Mashable’s Six Memorable Social Media Trends of 2011
As another year comes to an end, it will be remembered on the social media front as one that wasn’t full of rapid changes. Instead, it was a year of upgrades.
Facebook and Twitter didn’t make any earth-shattering changes; LinkedIn (NYSE:LNKD) went public and the Color Facebook app had a rough start.
However, here’s six trends that Mashable believes will be remembered from 2011.
Launched in June as a competitor to Facebook, Google Inc. (NASDAQ:GOOG) introduced the social network with a lot of buzz. It started as an invite-only network and then opened publicly in September. In October, marketers signed up for brand pages, which may have slowed the network’s growth.

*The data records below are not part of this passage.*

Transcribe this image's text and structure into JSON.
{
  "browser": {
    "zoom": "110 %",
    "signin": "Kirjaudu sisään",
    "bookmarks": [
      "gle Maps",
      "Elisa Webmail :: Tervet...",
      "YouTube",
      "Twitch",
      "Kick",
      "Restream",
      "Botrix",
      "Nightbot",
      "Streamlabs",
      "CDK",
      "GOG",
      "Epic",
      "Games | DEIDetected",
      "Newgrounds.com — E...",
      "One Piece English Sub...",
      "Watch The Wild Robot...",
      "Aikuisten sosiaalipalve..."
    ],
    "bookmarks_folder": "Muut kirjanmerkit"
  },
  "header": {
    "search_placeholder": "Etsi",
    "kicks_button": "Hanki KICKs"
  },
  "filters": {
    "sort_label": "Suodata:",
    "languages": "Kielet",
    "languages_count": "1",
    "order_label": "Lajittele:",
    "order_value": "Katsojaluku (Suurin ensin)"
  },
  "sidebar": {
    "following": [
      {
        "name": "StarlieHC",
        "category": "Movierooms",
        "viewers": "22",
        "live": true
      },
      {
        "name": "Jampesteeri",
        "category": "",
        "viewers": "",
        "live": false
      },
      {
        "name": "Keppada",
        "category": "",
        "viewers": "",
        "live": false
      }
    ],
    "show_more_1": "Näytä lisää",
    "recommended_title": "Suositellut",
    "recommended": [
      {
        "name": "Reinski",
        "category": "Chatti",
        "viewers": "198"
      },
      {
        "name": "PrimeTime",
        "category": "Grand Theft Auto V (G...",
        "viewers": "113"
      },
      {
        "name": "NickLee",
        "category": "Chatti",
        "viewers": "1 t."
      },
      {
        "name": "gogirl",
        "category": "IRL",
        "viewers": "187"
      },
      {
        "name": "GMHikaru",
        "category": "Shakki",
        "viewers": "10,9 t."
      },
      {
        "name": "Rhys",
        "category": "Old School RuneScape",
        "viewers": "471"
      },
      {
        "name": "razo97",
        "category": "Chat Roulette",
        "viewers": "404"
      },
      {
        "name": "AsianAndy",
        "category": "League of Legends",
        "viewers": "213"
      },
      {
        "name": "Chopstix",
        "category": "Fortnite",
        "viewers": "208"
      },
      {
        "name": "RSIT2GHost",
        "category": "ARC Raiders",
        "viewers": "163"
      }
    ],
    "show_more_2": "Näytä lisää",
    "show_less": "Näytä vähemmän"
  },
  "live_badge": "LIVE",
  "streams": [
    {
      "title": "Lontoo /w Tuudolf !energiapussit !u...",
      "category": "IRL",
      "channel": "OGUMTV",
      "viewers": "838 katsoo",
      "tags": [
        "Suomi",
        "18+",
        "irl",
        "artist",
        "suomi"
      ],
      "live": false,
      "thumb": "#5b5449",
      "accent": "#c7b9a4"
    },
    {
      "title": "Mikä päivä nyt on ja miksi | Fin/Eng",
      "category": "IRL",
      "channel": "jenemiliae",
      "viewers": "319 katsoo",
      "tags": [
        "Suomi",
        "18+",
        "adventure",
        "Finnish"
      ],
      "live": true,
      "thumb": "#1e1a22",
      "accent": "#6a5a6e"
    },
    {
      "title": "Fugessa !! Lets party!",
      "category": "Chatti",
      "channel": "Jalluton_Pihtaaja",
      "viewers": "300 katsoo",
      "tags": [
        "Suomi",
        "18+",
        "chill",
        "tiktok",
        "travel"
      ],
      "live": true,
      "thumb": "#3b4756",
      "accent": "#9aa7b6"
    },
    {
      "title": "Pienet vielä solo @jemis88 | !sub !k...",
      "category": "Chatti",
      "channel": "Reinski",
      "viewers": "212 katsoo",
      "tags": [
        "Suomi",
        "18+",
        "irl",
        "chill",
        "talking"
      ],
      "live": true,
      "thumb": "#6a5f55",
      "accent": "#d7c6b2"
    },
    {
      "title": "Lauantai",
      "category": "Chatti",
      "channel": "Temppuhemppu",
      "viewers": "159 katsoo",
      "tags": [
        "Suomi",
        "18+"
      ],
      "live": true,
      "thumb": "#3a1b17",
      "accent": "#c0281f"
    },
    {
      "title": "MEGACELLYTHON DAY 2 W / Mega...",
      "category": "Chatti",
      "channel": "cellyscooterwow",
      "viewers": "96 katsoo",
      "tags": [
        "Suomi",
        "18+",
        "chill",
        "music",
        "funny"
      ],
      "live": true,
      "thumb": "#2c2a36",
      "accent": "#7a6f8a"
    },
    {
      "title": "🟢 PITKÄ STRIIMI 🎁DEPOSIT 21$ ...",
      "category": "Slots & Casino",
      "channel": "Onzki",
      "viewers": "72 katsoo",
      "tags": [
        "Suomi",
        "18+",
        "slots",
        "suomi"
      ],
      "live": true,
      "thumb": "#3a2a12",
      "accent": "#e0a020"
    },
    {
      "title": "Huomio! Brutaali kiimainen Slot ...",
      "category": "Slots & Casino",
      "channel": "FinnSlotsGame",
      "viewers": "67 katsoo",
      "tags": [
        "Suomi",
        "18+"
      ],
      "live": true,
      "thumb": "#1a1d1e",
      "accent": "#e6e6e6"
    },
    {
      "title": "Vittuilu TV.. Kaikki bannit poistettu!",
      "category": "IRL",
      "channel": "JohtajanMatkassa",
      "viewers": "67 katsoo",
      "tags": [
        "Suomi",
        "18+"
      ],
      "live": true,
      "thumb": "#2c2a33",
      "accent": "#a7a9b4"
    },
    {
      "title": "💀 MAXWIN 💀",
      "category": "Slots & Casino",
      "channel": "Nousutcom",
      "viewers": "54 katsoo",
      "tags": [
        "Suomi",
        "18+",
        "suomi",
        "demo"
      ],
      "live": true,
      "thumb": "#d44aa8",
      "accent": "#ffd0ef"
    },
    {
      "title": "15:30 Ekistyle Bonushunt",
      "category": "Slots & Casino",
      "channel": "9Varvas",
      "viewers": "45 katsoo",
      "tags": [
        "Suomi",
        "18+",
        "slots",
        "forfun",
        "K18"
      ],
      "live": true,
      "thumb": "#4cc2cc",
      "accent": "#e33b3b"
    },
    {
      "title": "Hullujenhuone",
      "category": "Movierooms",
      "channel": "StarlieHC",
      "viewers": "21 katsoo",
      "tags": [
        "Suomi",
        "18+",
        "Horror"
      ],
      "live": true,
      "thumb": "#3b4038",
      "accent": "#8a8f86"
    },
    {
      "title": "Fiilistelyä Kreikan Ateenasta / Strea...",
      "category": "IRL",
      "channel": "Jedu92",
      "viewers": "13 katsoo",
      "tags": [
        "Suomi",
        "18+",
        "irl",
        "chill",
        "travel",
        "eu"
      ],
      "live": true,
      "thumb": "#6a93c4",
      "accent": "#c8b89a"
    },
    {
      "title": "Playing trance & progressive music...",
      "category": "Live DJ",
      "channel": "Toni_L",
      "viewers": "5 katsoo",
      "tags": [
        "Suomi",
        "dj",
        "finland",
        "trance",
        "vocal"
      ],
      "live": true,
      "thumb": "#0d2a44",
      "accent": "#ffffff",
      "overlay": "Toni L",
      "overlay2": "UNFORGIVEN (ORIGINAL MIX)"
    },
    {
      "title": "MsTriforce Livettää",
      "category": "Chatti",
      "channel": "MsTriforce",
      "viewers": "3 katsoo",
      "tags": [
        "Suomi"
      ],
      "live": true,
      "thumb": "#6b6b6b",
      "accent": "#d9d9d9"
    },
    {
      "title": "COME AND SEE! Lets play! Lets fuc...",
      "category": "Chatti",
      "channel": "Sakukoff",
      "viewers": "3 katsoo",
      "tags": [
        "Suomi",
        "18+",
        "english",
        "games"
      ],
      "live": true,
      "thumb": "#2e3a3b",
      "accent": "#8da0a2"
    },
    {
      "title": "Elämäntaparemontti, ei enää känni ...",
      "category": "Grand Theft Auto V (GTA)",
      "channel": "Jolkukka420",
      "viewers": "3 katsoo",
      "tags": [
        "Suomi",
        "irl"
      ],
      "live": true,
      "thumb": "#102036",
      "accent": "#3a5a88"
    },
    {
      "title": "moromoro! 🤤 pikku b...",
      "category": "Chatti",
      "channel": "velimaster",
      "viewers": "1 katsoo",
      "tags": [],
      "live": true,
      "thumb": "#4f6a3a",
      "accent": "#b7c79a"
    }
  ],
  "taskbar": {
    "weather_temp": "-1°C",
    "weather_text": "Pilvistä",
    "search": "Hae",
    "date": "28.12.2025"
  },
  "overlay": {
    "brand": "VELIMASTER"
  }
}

To date, the network hasn’t really shown SEO or Circles advantages as compared to Facebook. It is personal, making it easy to talk with people with common interests as opposed to speaking to a general audience.
While Twitter started advertising platforms last year, in 2011 the social media outlet hit the mainstream. This has been reflected in ad pricing.

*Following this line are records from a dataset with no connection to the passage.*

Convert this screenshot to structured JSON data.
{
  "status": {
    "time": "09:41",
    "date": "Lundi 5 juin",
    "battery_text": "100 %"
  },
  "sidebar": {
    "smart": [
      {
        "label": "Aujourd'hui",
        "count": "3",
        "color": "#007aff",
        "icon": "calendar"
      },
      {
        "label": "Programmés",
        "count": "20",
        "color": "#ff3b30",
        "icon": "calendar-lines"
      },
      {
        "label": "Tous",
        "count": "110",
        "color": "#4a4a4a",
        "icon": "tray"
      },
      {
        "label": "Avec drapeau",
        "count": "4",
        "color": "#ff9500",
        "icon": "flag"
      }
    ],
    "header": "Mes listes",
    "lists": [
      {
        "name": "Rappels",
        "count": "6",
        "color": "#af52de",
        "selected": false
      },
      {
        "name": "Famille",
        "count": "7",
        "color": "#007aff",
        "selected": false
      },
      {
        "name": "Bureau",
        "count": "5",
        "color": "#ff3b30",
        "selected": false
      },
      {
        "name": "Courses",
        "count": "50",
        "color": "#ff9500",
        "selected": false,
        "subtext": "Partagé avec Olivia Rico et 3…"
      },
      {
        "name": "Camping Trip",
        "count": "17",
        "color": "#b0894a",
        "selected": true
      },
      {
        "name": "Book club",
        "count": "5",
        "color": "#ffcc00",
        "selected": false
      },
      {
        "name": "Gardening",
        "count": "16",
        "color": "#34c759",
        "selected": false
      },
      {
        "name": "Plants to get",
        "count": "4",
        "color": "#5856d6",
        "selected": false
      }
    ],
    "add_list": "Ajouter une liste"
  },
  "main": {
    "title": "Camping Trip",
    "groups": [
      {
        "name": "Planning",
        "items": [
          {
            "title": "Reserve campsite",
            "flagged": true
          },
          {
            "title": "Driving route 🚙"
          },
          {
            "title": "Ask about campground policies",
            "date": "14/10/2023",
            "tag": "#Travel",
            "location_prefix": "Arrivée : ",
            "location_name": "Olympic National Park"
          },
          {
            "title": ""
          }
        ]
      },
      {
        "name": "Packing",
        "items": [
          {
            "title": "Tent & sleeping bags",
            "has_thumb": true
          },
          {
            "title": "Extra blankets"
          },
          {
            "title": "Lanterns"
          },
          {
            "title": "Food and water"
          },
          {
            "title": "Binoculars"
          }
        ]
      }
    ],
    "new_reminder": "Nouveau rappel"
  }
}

In its April 2010 launch, Promoted Trends cost $25,000 to $30,000 per day, but by June 2011, Twitter charged $120,000 for these placements. They have now worked 500 advertisers for 6,000 campaigns.
Twitter now has London and New York sales offices.
It has become a campaign ad agent. Audi had a Super Bowl ad attributing a Twitter hashtag while there’s been numerous online and offline campaigns by companies promoting tweeting.
Groupon Inc. (NASDAQ:GRPN) started the year looking like an up-and-coming Facebook. The company’s owners said “no thanks” to Google’s $6 billion offer, but drew competitors from everywhere.
In 2011, Facebook nixed its Deals project, which would have been a Groupon competitor, while Yelp cut back on its daily deals opportunities. Groupon’s IPO was initially deemed a success, but its allure has since fizzled.
While AR isn’t new, Starbucks (NASDAQ:SBUX) had an AR campaign named Starbucks Cup Magic through the holiday season. Fans could “animate coffee cups with their smartphones.” After doing so, they could share this experience either through Facebook or an ecard.
Products marketed through apps aren’t a new idea but they used to come with a useful design, such as Kraft’s (NYSE:KFT) iFood Assistant.
However this year, many new apps were supposed to be jokes, sent to others by social media. One example is Jell-O’s “Jiggle It” app, which shows a shiny Jell-O cube dancing to selected music. While not a useful app, it can be shared with others.
Geico delivered two joke apps in 2011 with the Caveman Photo Crasher app featuring a photo-bombing Caveman, and the BroStache, which copies a mustache when you put a smartphone to your face.